[RECORDS FOR THE TASK Boundary: Start]

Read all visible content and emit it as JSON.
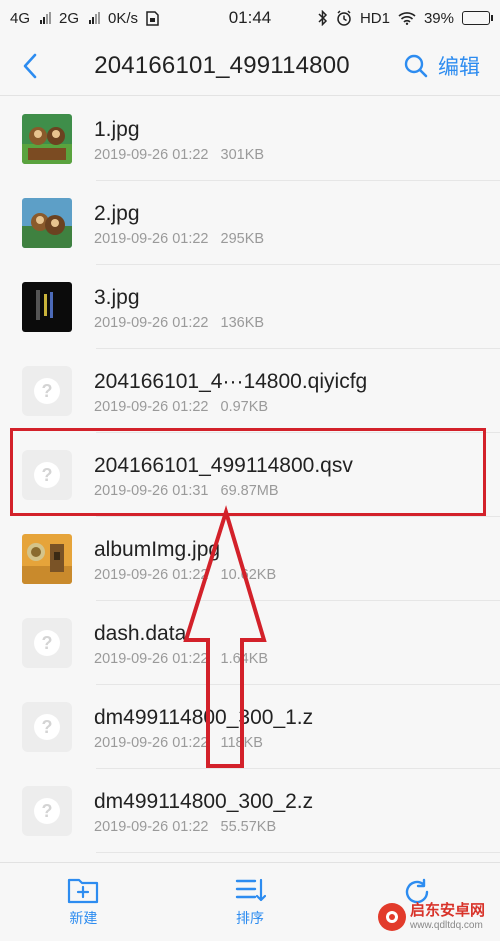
{
  "status_bar": {
    "net1": "4G",
    "net2": "2G",
    "speed": "0K/s",
    "time": "01:44",
    "hd": "HD1",
    "battery": "39%",
    "battery_level": 0.39
  },
  "header": {
    "title": "204166101_499114800",
    "edit_label": "编辑"
  },
  "files": [
    {
      "name": "1.jpg",
      "date": "2019-09-26 01:22",
      "size": "301KB",
      "thumb": "image-cartoon-bears"
    },
    {
      "name": "2.jpg",
      "date": "2019-09-26 01:22",
      "size": "295KB",
      "thumb": "image-cartoon-bears"
    },
    {
      "name": "3.jpg",
      "date": "2019-09-26 01:22",
      "size": "136KB",
      "thumb": "image-dark"
    },
    {
      "name": "204166101_4···14800.qiyicfg",
      "date": "2019-09-26 01:22",
      "size": "0.97KB",
      "thumb": "generic-file-icon"
    },
    {
      "name": "204166101_499114800.qsv",
      "date": "2019-09-26 01:31",
      "size": "69.87MB",
      "thumb": "generic-file-icon"
    },
    {
      "name": "albumImg.jpg",
      "date": "2019-09-26 01:22",
      "size": "10.62KB",
      "thumb": "image-album"
    },
    {
      "name": "dash.data",
      "date": "2019-09-26 01:22",
      "size": "1.64KB",
      "thumb": "generic-file-icon"
    },
    {
      "name": "dm499114800_300_1.z",
      "date": "2019-09-26 01:22",
      "size": "118KB",
      "thumb": "generic-file-icon"
    },
    {
      "name": "dm499114800_300_2.z",
      "date": "2019-09-26 01:22",
      "size": "55.57KB",
      "thumb": "generic-file-icon"
    }
  ],
  "toolbar": {
    "new_label": "新建",
    "sort_label": "排序"
  },
  "watermark": {
    "title": "启东安卓网",
    "url": "www.qdltdq.com"
  },
  "colors": {
    "accent": "#2d8cf0",
    "highlight": "#d3212a"
  }
}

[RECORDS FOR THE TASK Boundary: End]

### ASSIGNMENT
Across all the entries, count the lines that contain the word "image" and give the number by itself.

### SOLUTION
4